#### EXERCISE OBJECTIVE:
Print all the entries exactly.

#### INPUT FOR THIS TASK:

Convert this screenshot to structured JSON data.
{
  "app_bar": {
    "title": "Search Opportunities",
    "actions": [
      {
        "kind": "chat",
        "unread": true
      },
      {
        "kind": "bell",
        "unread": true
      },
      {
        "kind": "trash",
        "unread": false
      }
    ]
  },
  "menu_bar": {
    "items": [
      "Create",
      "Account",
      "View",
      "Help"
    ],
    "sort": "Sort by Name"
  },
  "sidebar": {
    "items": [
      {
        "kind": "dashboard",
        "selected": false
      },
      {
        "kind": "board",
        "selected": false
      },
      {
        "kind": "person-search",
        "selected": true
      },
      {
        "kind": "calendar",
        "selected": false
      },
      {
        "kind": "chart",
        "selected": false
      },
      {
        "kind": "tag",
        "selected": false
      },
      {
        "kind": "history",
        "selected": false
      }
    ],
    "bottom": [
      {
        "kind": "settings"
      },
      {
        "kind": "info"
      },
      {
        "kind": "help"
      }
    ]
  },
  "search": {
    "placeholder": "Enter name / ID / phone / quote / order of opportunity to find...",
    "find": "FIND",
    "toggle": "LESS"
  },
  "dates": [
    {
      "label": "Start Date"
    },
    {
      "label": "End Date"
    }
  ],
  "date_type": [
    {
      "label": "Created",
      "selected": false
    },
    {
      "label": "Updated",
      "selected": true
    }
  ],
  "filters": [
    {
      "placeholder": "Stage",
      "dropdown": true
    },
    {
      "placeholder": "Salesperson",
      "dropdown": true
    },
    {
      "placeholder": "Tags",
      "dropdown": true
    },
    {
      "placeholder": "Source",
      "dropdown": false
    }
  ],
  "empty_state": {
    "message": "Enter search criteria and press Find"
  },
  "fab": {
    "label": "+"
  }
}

#### TASK RESULT:
Convert this screenshot to structured JSON data.
{
  "app_bar": {
    "title": "Search Opportunities",
    "actions": [
      {
        "kind": "chat",
        "unread": true
      },
      {
        "kind": "bell",
        "unread": true
      },
      {
        "kind": "trash",
        "unread": false
      }
    ]
  },
  "menu_bar": {
    "items": [
      "Create",
      "Account",
      "View",
      "Help"
    ],
    "sort": "Sort by Name"
  },
  "sidebar": {
    "items": [
      {
        "kind": "dashboard",
        "selected": false
      },
      {
        "kind": "board",
        "selected": false
      },
      {
        "kind": "person-search",
        "selected": true
      },
      {
        "kind": "calendar",
        "selected": false
      },
      {
        "kind": "chart",
        "selected": false
      },
      {
        "kind": "tag",
        "selected": false
      },
      {
        "kind": "history",
        "selected": false
      }
    ],
    "bottom": [
      {
        "kind": "settings"
      },
      {
        "kind": "info"
      },
      {
        "kind": "help"
      }
    ]
  },
  "search": {
    "placeholder": "Enter name / ID / phone / quote / order of opportunity to find...",
    "find": "FIND",
    "toggle": "LESS"
  },
  "dates": [
    {
      "label": "Start Date"
    },
    {
      "label": "End Date"
    }
  ],
  "date_type": [
    {
      "label": "Created",
      "selected": false
    },
    {
      "label": "Updated",
      "selected": true
    }
  ],
  "filters": [
    {
      "placeholder": "Stage",
      "dropdown": true
    },
    {
      "placeholder": "Salesperson",
      "dropdown": true
    },
    {
      "placeholder": "Tags",
      "dropdown": true
    },
    {
      "placeholder": "Source",
      "dropdown": false
    }
  ],
  "empty_state": {
    "message": "Enter search criteria and press Find"
  },
  "fab": {
    "label": "+"
  }
}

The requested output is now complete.